## [PROBLEM TO SOLVE]
Please print each entry below exactly as it stands, but without any pictures.

(Items from an interface collection)
+ + + + + + +
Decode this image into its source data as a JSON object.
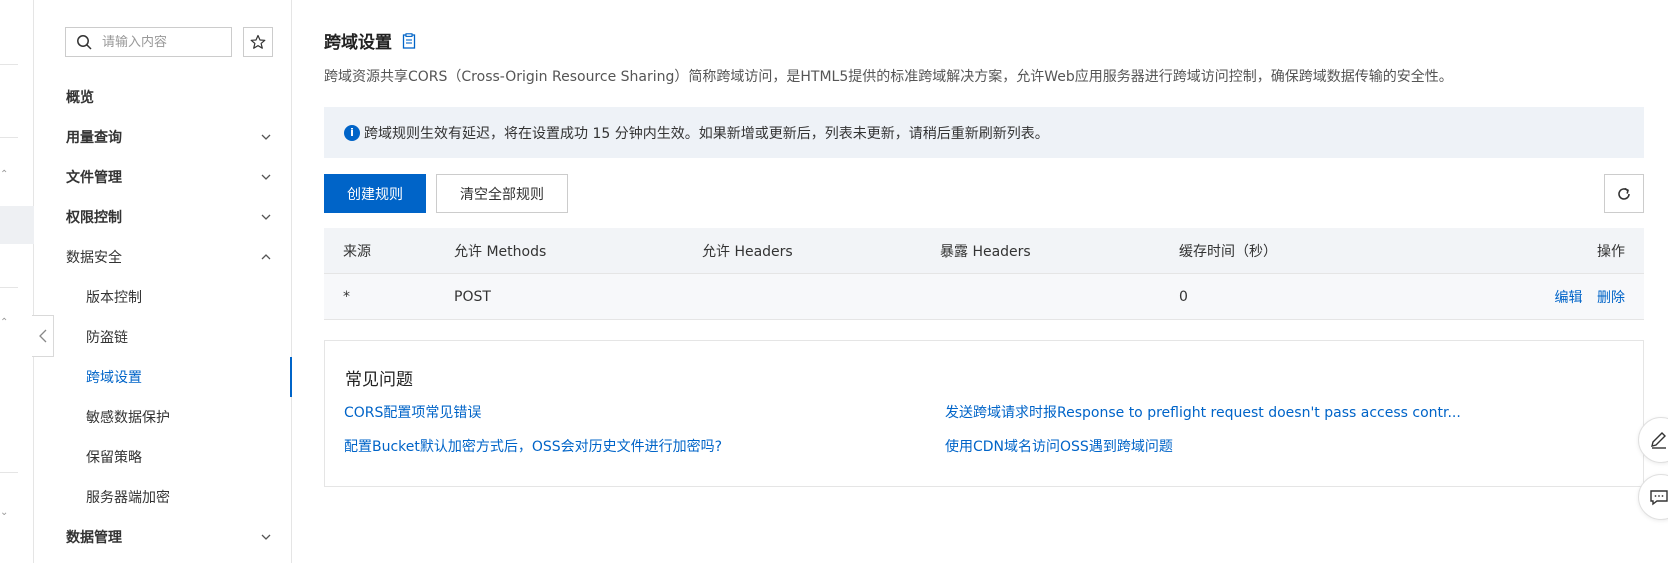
{
  "sidebar": {
    "search_placeholder": "请输入内容",
    "nav": [
      {
        "label": "概览"
      },
      {
        "label": "用量查询"
      },
      {
        "label": "文件管理"
      },
      {
        "label": "权限控制"
      },
      {
        "label": "数据安全"
      },
      {
        "label": "版本控制"
      },
      {
        "label": "防盗链"
      },
      {
        "label": "跨域设置"
      },
      {
        "label": "敏感数据保护"
      },
      {
        "label": "保留策略"
      },
      {
        "label": "服务器端加密"
      },
      {
        "label": "数据管理"
      }
    ]
  },
  "main": {
    "title": "跨域设置",
    "description": "跨域资源共享CORS（Cross-Origin Resource Sharing）简称跨域访问，是HTML5提供的标准跨域解决方案，允许Web应用服务器进行跨域访问控制，确保跨域数据传输的安全性。",
    "notice": "跨域规则生效有延迟，将在设置成功 15 分钟内生效。如果新增或更新后，列表未更新，请稍后重新刷新列表。",
    "create_button": "创建规则",
    "clear_button": "清空全部规则",
    "table": {
      "headers": [
        "来源",
        "允许 Methods",
        "允许 Headers",
        "暴露 Headers",
        "缓存时间（秒）",
        "操作"
      ],
      "rows": [
        {
          "origin": "*",
          "methods": "POST",
          "allow_headers": "",
          "expose_headers": "",
          "cache": "0",
          "edit": "编辑",
          "delete": "删除"
        }
      ]
    },
    "faq": {
      "title": "常见问题",
      "links": [
        "CORS配置项常见错误",
        "发送跨域请求时报Response to preflight request doesn't pass access contr...",
        "配置Bucket默认加密方式后，OSS会对历史文件进行加密吗?",
        "使用CDN域名访问OSS遇到跨域问题"
      ]
    }
  },
  "colors": {
    "accent": "#0064c8",
    "notice_bg": "#eef2f7",
    "table_header_bg": "#f2f4f7"
  }
}
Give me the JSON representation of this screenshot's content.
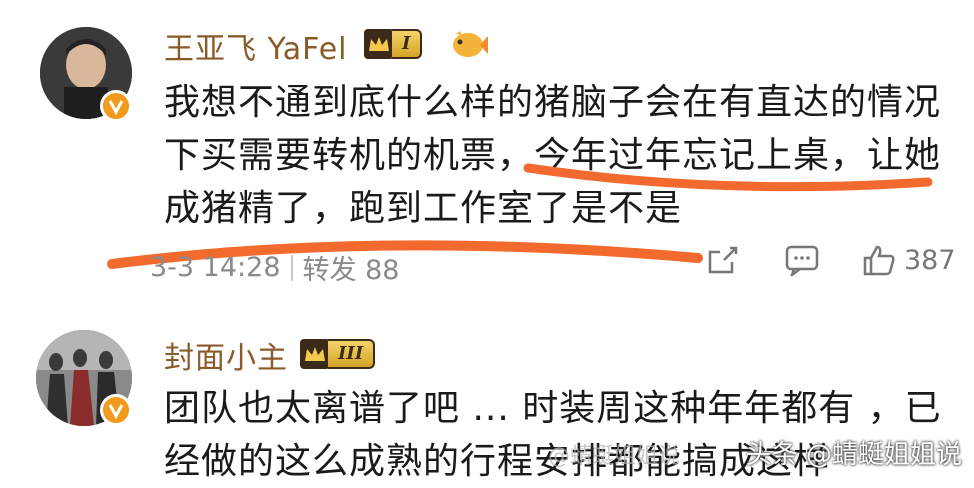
{
  "comments": [
    {
      "username": "王亚飞 YaFel",
      "level": "I",
      "text_lines": [
        "我想不通到底什么样的猪脑子会在有直达的情况",
        "下买需要转机的机票，今年过年忘记上桌，让她",
        "成猪精了，跑到工作室了是不是"
      ],
      "time": "3-3 14:28",
      "repost": "转发 88",
      "like_count": "387"
    },
    {
      "username": "封面小主",
      "level": "III",
      "text_lines": [
        "团队也太离谱了吧 ... 时装周这种年年都有 ，已",
        "经做的这么成熟的行程安排都能搞成这样"
      ]
    }
  ],
  "watermark": "@蜻蜓姐姐说",
  "source": "头条 @蜻蜓姐姐说",
  "colors": {
    "username": "#8a5b2a",
    "verified": "#f19a1e",
    "underline": "#f26a2e"
  },
  "icons": [
    "verified-v-icon",
    "crown-icon",
    "fish-icon",
    "share-icon",
    "comment-icon",
    "like-icon"
  ]
}
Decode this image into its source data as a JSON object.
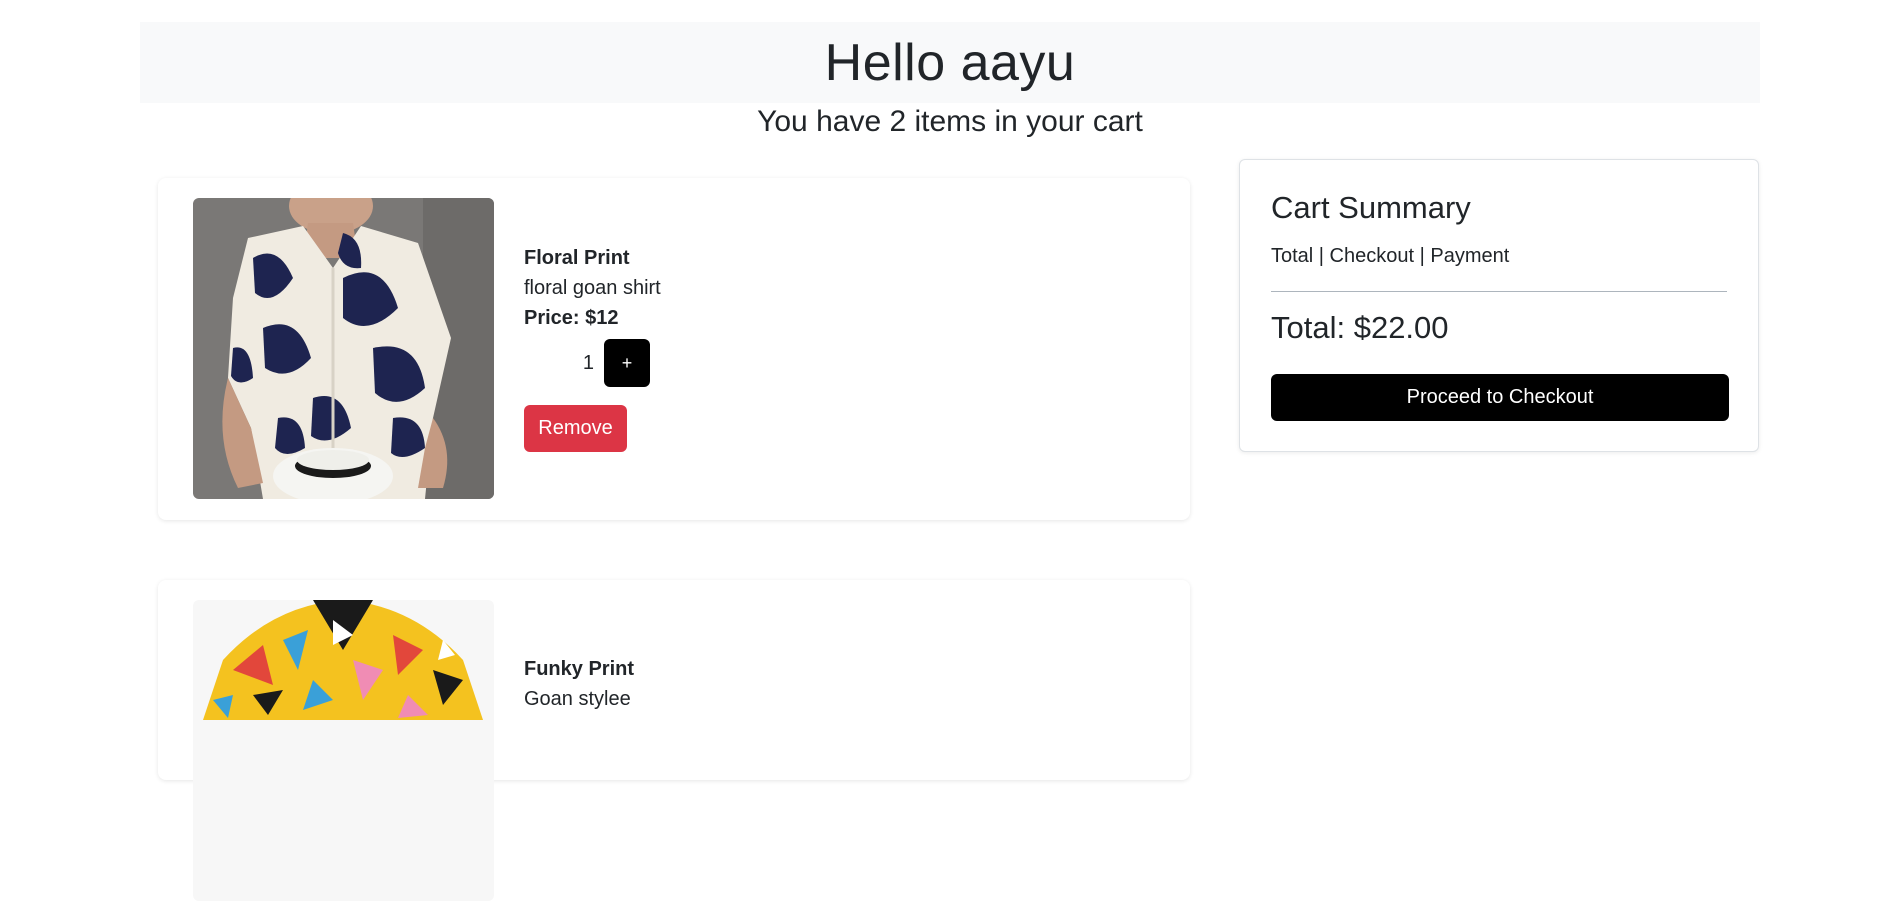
{
  "header": {
    "greeting": "Hello aayu"
  },
  "cart": {
    "count_text": "You have 2 items in your cart"
  },
  "items": [
    {
      "name": "Floral Print",
      "description": "floral goan shirt",
      "price": "Price: $12",
      "quantity": "1",
      "plus_label": "+",
      "remove_label": "Remove",
      "image": "floral-shirt-photo"
    },
    {
      "name": "Funky Print",
      "description": "Goan stylee",
      "image": "funky-shirt-photo"
    }
  ],
  "summary": {
    "title": "Cart Summary",
    "subtitle": "Total | Checkout | Payment",
    "total": "Total: $22.00",
    "checkout_label": "Proceed to Checkout"
  },
  "colors": {
    "header_bg": "#f8f9fa",
    "remove": "#dc3545",
    "primary_button": "#000000"
  }
}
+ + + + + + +
## [WRITTEN ANSWER]
Decode this image into its source data as a JSON object.
{
  "sidebar": {
    "search_placeholder": "请输入内容",
    "nav": [
      {
        "label": "概览"
      },
      {
        "label": "用量查询"
      },
      {
        "label": "文件管理"
      },
      {
        "label": "权限控制"
      },
      {
        "label": "数据安全"
      },
      {
        "label": "版本控制"
      },
      {
        "label": "防盗链"
      },
      {
        "label": "跨域设置"
      },
      {
        "label": "敏感数据保护"
      },
      {
        "label": "保留策略"
      },
      {
        "label": "服务器端加密"
      },
      {
        "label": "数据管理"
      }
    ]
  },
  "main": {
    "title": "跨域设置",
    "description": "跨域资源共享CORS（Cross-Origin Resource Sharing）简称跨域访问，是HTML5提供的标准跨域解决方案，允许Web应用服务器进行跨域访问控制，确保跨域数据传输的安全性。",
    "notice": "跨域规则生效有延迟，将在设置成功 15 分钟内生效。如果新增或更新后，列表未更新，请稍后重新刷新列表。",
    "create_button": "创建规则",
    "clear_button": "清空全部规则",
    "table": {
      "headers": [
        "来源",
        "允许 Methods",
        "允许 Headers",
        "暴露 Headers",
        "缓存时间（秒）",
        "操作"
      ],
      "rows": [
        {
          "origin": "*",
          "methods": "POST",
          "allow_headers": "",
          "expose_headers": "",
          "cache": "0",
          "edit": "编辑",
          "delete": "删除"
        }
      ]
    },
    "faq": {
      "title": "常见问题",
      "links": [
        "CORS配置项常见错误",
        "发送跨域请求时报Response to preflight request doesn't pass access contr...",
        "配置Bucket默认加密方式后，OSS会对历史文件进行加密吗?",
        "使用CDN域名访问OSS遇到跨域问题"
      ]
    }
  },
  "colors": {
    "accent": "#0064c8",
    "notice_bg": "#eef2f7",
    "table_header_bg": "#f2f4f7"
  }
}
Give me the JSON representation of this screenshot's content.
{
  "comments": [
    {
      "username": "王亚飞 YaFel",
      "level": "I",
      "text_lines": [
        "我想不通到底什么样的猪脑子会在有直达的情况",
        "下买需要转机的机票，今年过年忘记上桌，让她",
        "成猪精了，跑到工作室了是不是"
      ],
      "time": "3-3 14:28",
      "repost": "转发 88",
      "like_count": "387"
    },
    {
      "username": "封面小主",
      "level": "III",
      "text_lines": [
        "团队也太离谱了吧 ... 时装周这种年年都有 ，已",
        "经做的这么成熟的行程安排都能搞成这样"
      ]
    }
  ],
  "watermark": "@蜻蜓姐姐说",
  "source": "头条 @蜻蜓姐姐说",
  "colors": {
    "username": "#8a5b2a",
    "verified": "#f19a1e",
    "underline": "#f26a2e"
  },
  "icons": [
    "verified-v-icon",
    "crown-icon",
    "fish-icon",
    "share-icon",
    "comment-icon",
    "like-icon"
  ]
}
Decode this image into its source data as a JSON object.
{
  "header": {
    "greeting": "Hello aayu"
  },
  "cart": {
    "count_text": "You have 2 items in your cart"
  },
  "items": [
    {
      "name": "Floral Print",
      "description": "floral goan shirt",
      "price": "Price: $12",
      "quantity": "1",
      "plus_label": "+",
      "remove_label": "Remove",
      "image": "floral-shirt-photo"
    },
    {
      "name": "Funky Print",
      "description": "Goan stylee",
      "image": "funky-shirt-photo"
    }
  ],
  "summary": {
    "title": "Cart Summary",
    "subtitle": "Total | Checkout | Payment",
    "total": "Total: $22.00",
    "checkout_label": "Proceed to Checkout"
  },
  "colors": {
    "header_bg": "#f8f9fa",
    "remove": "#dc3545",
    "primary_button": "#000000"
  }
}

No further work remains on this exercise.